**To do**
The result should be an exact copy of every record, with no pictures kept.
--
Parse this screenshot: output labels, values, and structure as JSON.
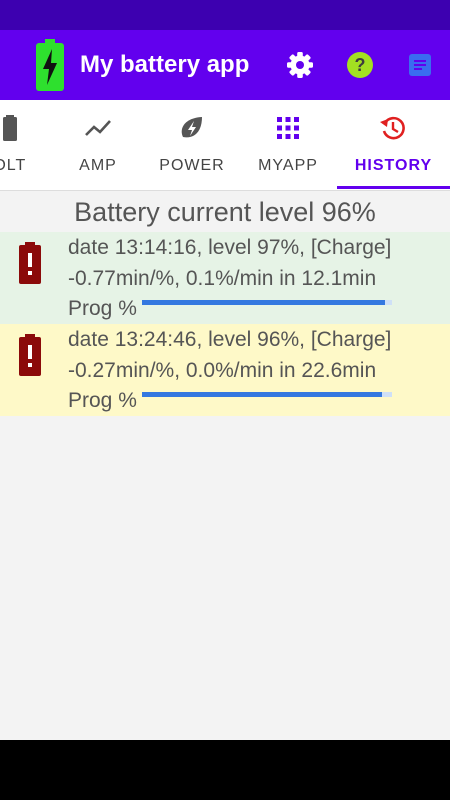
{
  "app_bar": {
    "title": "My battery app",
    "icons": [
      "battery-charging-logo",
      "settings-icon",
      "help-icon",
      "notes-icon"
    ],
    "colors": {
      "bar": "#6200ee",
      "status": "#3d00b0",
      "logo": "#2ee02e",
      "help": "#a3e021",
      "notes": "#3a6cf0"
    }
  },
  "tabs": [
    {
      "label": "VOLT",
      "icon": "battery-icon",
      "active": false
    },
    {
      "label": "AMP",
      "icon": "trend-line-icon",
      "active": false
    },
    {
      "label": "POWER",
      "icon": "eco-bolt-icon",
      "active": false
    },
    {
      "label": "MYAPP",
      "icon": "grid-icon",
      "active": false
    },
    {
      "label": "HISTORY",
      "icon": "history-icon",
      "active": true
    }
  ],
  "content": {
    "title": "Battery current level 96%",
    "entries": [
      {
        "line1": "date 13:14:16, level 97%, [Charge]",
        "line2": "-0.77min/%, 0.1%/min in 12.1min",
        "prog_label": "Prog %",
        "progress": 0.97,
        "bg": "#e6f3e6"
      },
      {
        "line1": "date 13:24:46, level 96%, [Charge]",
        "line2": "-0.27min/%, 0.0%/min in 22.6min",
        "prog_label": "Prog %",
        "progress": 0.96,
        "bg": "#fef9c8"
      }
    ]
  }
}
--
**Expected answer**
Parse this screenshot: output labels, values, and structure as JSON.
{
  "app_bar": {
    "title": "My battery app",
    "icons": [
      "battery-charging-logo",
      "settings-icon",
      "help-icon",
      "notes-icon"
    ],
    "colors": {
      "bar": "#6200ee",
      "status": "#3d00b0",
      "logo": "#2ee02e",
      "help": "#a3e021",
      "notes": "#3a6cf0"
    }
  },
  "tabs": [
    {
      "label": "VOLT",
      "icon": "battery-icon",
      "active": false
    },
    {
      "label": "AMP",
      "icon": "trend-line-icon",
      "active": false
    },
    {
      "label": "POWER",
      "icon": "eco-bolt-icon",
      "active": false
    },
    {
      "label": "MYAPP",
      "icon": "grid-icon",
      "active": false
    },
    {
      "label": "HISTORY",
      "icon": "history-icon",
      "active": true
    }
  ],
  "content": {
    "title": "Battery current level 96%",
    "entries": [
      {
        "line1": "date 13:14:16, level 97%, [Charge]",
        "line2": "-0.77min/%, 0.1%/min in 12.1min",
        "prog_label": "Prog %",
        "progress": 0.97,
        "bg": "#e6f3e6"
      },
      {
        "line1": "date 13:24:46, level 96%, [Charge]",
        "line2": "-0.27min/%, 0.0%/min in 22.6min",
        "prog_label": "Prog %",
        "progress": 0.96,
        "bg": "#fef9c8"
      }
    ]
  }
}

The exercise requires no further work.